Between the phonograms and the spelling rules over the course of 42 lessons, each of which will take two weeks for Mackenzie’s age, children and adults will have a complete toolbox to take on any word. In addition, each lesson includes a spelling list of ~15 words to reinforce the rules and phonograms being taught. Far less time is spent with gimmicks like plugging the words into crossword puzzles or drawing pictures about them. Far more time is spent talking about why they are spelled the way they are and how we can use that to spell related words.
Today we talked about syllables, which will play a major role in applying the spelling rules. I had no clue that humming a word is the best way to count its syllables but Mackenzie is now a pro.
Did YOU know that every syllable needs a vowel when you spell it? Now there’s no more guessing whether “angle” or “apple” or “little” have silent e’s at the end. Ap-pl would break the rule!
Worth the Money?
After reading her book, I knew I wanted to take this approach in teaching spelling to my children, but I was balking at the price tag on the curriculum: close to $200 between the textbook, the $25 consumable workbook, the game book, the flashcards and the game cards.

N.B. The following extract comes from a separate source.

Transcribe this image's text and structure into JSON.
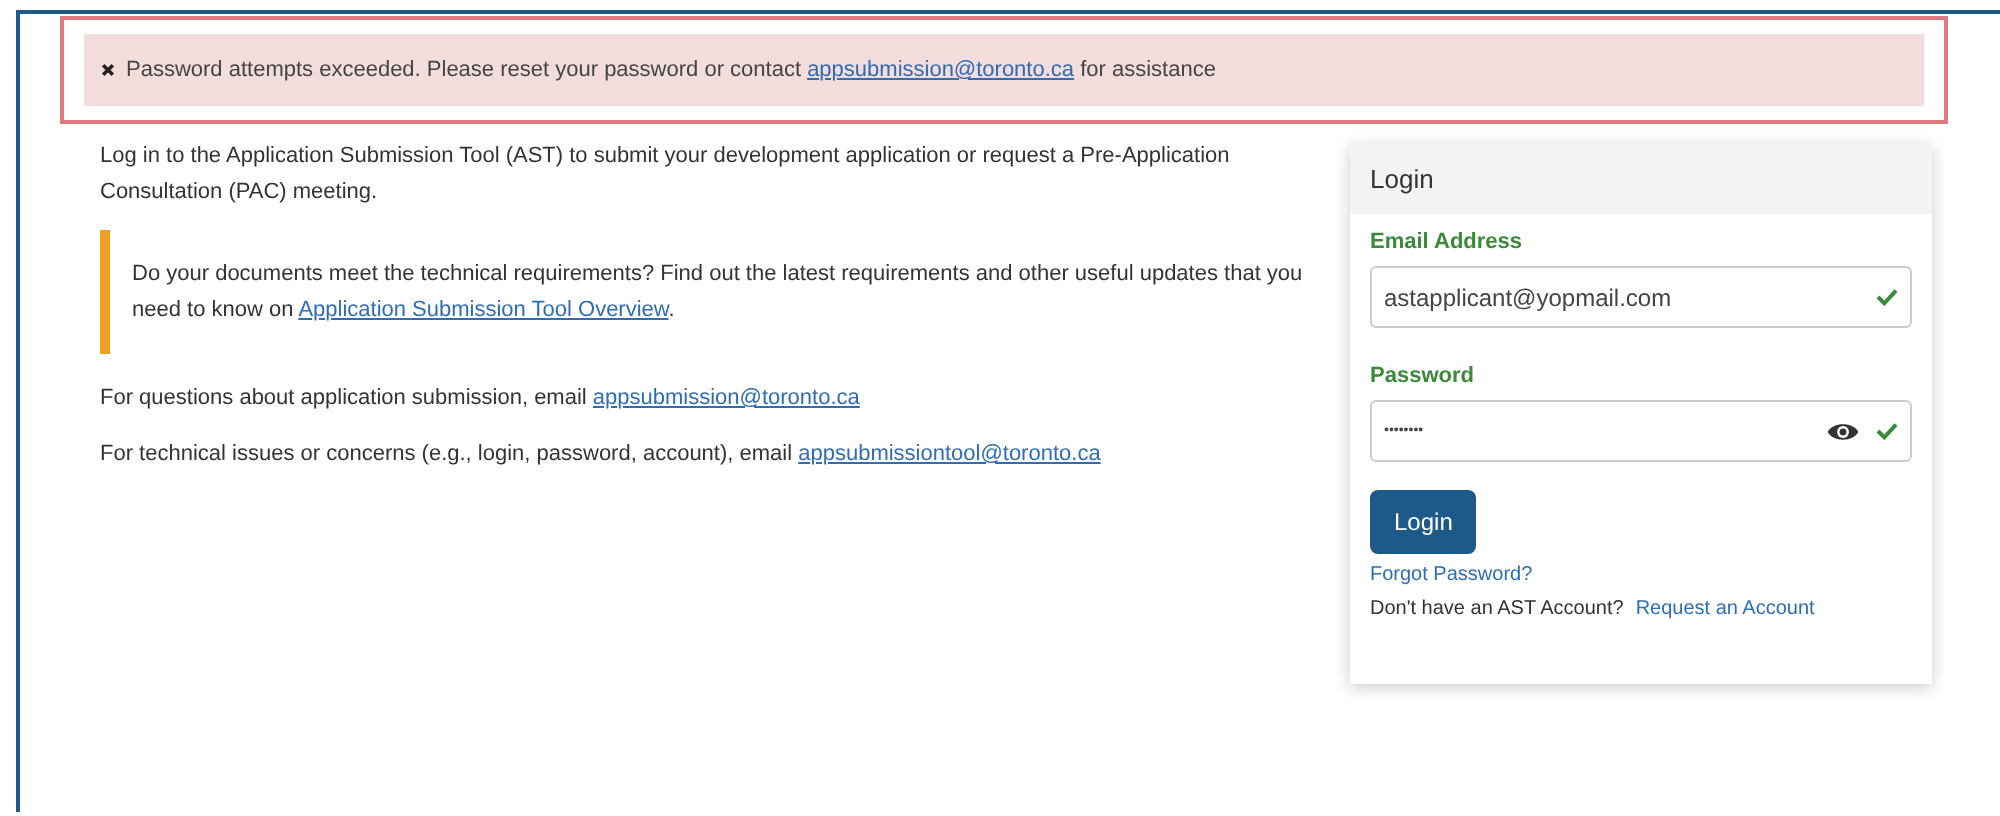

For about two days, I tried to talk myself into coming up with a plan to systematically teach the phonograms and spelling rules and come up with relevant activities and spelling lists on my own. After all, she had given me all the tools in the book “Uncovering the Logic of English”!

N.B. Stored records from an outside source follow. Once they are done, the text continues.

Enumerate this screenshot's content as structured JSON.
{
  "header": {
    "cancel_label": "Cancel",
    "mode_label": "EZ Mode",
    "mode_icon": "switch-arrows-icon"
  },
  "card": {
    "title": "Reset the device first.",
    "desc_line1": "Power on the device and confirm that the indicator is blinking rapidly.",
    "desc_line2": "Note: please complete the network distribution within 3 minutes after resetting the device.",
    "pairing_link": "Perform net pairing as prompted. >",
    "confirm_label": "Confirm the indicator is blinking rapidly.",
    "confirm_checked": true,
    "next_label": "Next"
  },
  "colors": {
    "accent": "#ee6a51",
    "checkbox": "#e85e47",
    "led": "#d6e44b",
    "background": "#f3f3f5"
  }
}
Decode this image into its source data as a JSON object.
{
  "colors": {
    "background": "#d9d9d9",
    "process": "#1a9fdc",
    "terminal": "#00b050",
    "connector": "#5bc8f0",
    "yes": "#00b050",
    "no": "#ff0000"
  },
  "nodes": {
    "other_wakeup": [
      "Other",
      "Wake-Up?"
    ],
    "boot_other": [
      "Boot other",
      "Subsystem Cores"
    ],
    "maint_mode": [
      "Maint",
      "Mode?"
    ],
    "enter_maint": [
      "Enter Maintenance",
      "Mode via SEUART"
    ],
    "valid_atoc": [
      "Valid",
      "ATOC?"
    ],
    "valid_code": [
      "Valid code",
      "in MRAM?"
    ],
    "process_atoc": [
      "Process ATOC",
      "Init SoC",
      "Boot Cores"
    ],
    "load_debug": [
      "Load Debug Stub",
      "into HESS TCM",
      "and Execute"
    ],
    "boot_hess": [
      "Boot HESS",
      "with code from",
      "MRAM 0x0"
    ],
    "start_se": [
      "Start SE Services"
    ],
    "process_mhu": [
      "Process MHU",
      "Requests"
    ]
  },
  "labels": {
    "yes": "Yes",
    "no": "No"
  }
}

But, I ended up springing for the curriculum and I’m glad I did.
Even using her curriculum, I could have cut costs by making my own flashcards and game cards. In fact, I could have even just made up my own games and had my kids record their work on plain paper. Then I would have only been out the price of the $100 textbook. But for me it was worth the extra $100 to have everything ready to go and each additional child will only be $25 when the time comes.
Rather than pay $10-$15 dollars a year per child for a succession of spelling workbooks, this program covers about 2 years but gives all the tools that can then be applied (for free!) in future years to the myriad of word lists available online.
We are only a week into actually using this, so I’m sure I’ll need to update this review down the line with more gushes and gripes. But so far, this is my story and I’m stickin’ to it!
If you’re interested, I highly recommend starting by watching this video.